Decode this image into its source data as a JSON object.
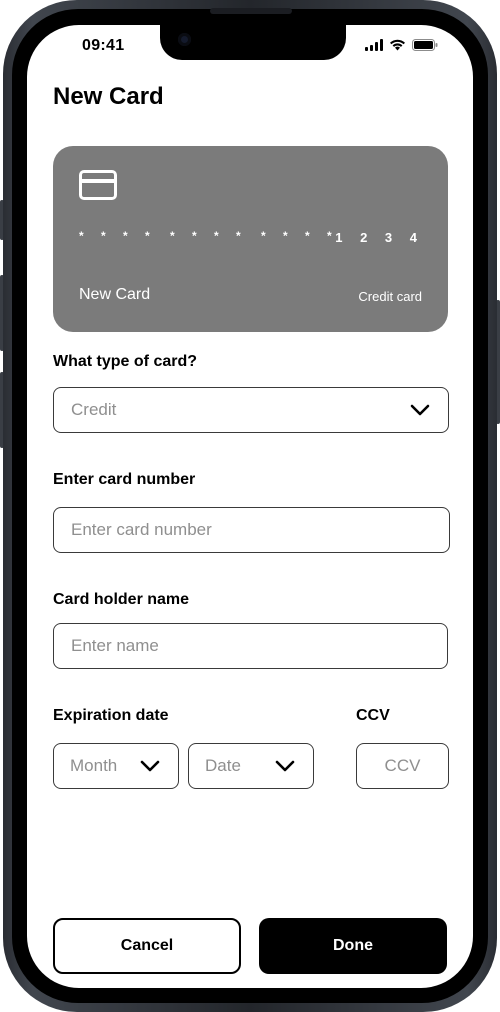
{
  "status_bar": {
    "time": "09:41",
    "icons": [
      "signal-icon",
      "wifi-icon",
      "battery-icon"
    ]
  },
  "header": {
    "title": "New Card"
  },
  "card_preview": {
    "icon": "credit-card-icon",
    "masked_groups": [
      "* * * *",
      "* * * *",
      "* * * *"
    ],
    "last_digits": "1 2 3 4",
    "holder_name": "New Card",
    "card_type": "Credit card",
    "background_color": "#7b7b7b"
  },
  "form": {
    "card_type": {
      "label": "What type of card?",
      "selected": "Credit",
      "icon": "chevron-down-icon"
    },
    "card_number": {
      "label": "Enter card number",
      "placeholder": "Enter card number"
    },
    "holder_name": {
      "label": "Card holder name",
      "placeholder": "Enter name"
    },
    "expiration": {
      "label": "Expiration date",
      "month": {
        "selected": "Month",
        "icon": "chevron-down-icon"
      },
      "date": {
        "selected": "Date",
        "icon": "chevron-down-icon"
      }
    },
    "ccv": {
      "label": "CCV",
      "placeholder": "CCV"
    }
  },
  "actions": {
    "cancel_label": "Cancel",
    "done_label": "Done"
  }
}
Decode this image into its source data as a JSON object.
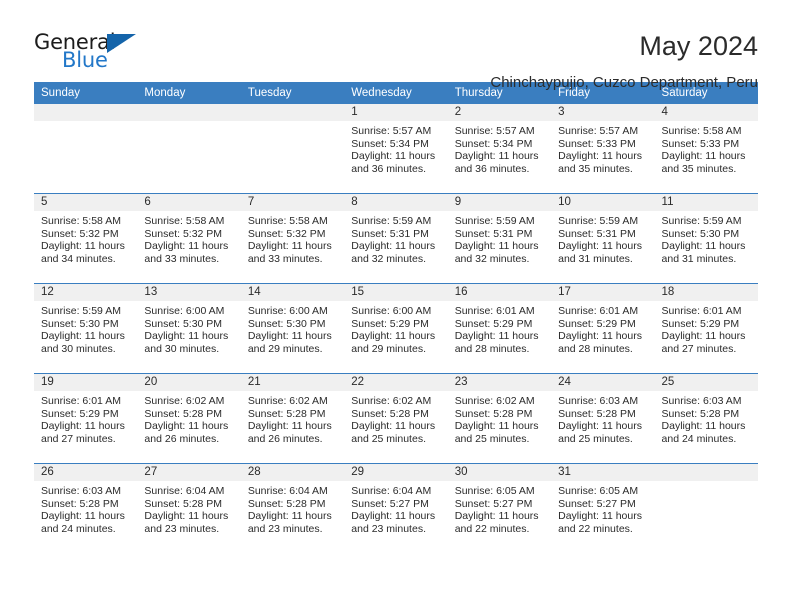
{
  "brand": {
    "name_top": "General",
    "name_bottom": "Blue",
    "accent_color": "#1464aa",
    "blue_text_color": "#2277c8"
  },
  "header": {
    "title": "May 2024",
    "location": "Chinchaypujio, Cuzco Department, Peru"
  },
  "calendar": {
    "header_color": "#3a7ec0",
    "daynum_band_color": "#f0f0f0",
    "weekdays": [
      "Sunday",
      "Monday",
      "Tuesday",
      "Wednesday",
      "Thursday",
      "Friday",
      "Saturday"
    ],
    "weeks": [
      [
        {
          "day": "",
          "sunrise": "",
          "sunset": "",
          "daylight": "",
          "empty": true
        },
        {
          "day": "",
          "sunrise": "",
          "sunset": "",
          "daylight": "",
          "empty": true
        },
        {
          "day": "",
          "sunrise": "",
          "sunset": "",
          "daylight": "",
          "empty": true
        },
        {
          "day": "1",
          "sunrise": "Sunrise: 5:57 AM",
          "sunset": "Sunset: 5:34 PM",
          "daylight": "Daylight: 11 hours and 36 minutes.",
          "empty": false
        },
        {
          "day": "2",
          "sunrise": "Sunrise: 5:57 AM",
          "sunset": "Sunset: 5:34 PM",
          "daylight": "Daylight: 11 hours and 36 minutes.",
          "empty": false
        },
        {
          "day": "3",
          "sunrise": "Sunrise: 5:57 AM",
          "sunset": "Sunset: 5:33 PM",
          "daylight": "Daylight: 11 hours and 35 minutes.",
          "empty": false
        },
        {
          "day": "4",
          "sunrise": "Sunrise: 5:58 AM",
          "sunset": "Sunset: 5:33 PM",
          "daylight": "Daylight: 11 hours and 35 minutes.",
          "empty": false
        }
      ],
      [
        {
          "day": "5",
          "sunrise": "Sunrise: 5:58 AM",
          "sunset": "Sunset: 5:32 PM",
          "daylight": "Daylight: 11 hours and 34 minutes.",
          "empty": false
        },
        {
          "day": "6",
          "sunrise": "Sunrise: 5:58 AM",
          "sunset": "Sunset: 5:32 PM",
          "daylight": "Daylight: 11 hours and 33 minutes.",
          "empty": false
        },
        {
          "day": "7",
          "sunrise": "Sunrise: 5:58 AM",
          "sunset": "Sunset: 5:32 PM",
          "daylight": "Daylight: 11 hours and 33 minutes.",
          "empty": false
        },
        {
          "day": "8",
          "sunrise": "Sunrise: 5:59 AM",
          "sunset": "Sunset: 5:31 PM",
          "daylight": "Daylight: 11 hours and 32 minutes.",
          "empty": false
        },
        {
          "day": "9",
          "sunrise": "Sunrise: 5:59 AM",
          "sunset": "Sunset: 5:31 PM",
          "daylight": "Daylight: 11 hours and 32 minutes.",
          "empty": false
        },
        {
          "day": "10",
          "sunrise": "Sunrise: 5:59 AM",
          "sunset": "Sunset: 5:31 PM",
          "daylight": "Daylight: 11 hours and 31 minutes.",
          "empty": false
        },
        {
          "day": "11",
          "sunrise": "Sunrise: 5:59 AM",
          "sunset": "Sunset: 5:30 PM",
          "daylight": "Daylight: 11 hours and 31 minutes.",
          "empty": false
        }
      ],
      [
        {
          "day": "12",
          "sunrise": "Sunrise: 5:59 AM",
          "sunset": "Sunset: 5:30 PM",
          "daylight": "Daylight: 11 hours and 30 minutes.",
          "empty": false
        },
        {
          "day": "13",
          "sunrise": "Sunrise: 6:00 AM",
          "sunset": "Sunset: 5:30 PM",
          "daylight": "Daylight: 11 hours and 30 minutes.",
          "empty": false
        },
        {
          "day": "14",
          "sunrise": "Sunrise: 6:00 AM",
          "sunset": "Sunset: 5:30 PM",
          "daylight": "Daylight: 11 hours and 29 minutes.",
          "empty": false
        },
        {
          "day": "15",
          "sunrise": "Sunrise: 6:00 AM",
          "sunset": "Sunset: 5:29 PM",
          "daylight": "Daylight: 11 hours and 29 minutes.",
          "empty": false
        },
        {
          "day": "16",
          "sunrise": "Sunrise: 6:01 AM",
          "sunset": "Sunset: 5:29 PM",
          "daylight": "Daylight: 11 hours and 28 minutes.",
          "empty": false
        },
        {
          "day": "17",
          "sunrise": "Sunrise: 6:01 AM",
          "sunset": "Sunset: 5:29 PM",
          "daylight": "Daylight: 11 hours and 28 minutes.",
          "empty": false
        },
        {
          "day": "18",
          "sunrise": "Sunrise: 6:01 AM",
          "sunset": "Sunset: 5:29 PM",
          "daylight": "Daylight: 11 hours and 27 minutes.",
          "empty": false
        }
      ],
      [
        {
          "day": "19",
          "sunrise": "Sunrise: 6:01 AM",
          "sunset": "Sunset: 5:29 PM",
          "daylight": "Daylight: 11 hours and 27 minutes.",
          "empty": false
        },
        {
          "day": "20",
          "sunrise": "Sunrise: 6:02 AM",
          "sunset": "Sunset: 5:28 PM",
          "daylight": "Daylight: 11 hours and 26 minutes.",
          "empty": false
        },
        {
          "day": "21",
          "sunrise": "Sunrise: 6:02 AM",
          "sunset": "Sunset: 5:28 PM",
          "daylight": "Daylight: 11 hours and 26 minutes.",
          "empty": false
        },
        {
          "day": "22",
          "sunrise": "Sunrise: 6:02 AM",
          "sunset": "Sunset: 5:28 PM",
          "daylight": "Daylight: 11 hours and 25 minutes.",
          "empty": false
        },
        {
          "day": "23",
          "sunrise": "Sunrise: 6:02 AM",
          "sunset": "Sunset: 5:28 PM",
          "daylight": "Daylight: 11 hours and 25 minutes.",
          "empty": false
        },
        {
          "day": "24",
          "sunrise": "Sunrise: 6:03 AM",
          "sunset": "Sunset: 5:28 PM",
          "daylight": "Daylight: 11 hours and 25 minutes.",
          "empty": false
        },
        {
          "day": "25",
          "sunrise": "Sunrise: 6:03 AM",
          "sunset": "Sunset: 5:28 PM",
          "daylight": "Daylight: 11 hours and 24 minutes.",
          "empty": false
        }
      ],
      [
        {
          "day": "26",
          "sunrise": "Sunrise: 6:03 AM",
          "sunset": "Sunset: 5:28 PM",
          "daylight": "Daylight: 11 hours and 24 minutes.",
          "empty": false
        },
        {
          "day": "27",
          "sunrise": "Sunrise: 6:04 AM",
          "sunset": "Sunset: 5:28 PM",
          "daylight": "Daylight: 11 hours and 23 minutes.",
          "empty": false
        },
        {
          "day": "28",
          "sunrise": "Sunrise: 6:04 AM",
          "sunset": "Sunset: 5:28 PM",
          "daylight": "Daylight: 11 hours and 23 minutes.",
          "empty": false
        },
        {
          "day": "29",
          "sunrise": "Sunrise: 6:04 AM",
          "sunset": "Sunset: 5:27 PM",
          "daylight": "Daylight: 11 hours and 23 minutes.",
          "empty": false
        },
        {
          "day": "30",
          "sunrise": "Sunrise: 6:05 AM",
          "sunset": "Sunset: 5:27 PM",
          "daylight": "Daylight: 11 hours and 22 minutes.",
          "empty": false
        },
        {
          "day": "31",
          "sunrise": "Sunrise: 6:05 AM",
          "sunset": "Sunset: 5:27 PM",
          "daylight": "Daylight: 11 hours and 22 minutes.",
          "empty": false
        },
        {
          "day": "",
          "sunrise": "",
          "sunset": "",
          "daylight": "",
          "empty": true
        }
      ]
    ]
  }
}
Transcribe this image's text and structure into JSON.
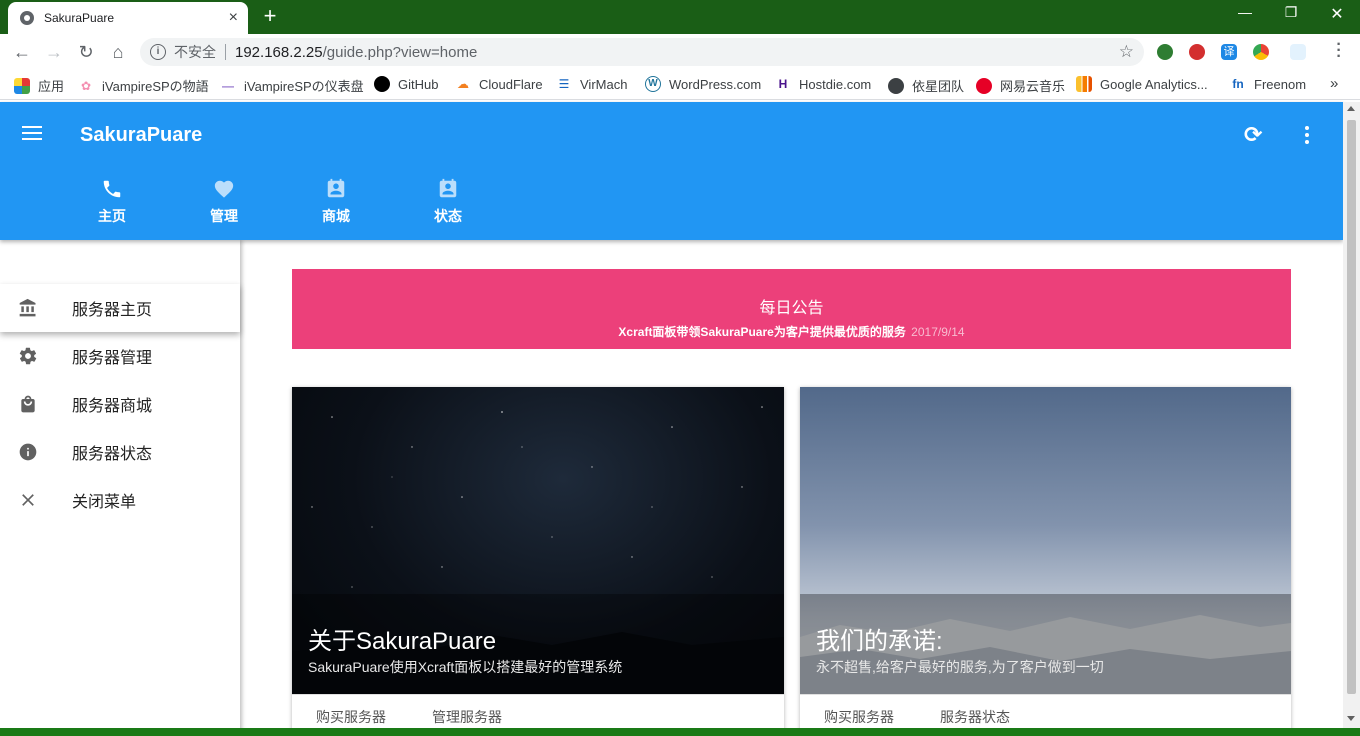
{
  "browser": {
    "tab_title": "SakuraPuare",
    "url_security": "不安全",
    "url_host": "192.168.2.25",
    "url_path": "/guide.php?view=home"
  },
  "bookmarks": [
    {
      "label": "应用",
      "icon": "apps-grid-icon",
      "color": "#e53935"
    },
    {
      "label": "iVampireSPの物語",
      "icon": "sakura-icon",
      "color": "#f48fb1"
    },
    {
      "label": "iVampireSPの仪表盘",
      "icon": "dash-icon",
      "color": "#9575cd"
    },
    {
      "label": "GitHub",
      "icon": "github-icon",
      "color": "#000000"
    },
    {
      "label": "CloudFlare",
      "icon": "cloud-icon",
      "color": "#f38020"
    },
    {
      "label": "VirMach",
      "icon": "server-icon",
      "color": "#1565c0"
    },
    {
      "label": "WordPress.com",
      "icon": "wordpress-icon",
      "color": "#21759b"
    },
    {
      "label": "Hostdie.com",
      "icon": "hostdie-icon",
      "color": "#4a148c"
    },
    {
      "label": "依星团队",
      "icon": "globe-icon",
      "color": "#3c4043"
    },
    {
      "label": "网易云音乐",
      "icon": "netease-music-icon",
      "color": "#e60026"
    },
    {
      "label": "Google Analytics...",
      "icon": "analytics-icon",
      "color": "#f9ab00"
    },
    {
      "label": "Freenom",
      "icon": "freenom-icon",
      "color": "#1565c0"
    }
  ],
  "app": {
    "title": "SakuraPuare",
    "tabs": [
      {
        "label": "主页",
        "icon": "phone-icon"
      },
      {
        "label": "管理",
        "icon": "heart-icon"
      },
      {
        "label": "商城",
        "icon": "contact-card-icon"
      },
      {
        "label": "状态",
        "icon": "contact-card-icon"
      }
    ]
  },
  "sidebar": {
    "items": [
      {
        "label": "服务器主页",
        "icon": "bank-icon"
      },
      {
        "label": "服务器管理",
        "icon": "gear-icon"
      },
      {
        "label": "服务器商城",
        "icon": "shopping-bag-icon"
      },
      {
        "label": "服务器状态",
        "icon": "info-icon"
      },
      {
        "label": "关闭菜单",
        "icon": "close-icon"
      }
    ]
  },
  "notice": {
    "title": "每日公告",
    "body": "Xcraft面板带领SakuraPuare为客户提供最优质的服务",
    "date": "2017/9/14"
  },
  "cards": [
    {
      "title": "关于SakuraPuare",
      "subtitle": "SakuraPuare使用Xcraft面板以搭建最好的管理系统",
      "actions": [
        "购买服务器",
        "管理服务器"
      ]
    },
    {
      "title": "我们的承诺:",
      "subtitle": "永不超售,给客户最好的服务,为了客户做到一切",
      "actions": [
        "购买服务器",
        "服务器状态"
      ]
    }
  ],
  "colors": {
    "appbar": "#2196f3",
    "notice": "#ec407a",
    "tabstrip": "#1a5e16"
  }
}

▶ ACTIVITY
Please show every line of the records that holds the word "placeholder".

▶ EXERCISE ANSWER
      "placeholder": "Enter card number"
      "placeholder": "Enter name"
      "placeholder": "CCV"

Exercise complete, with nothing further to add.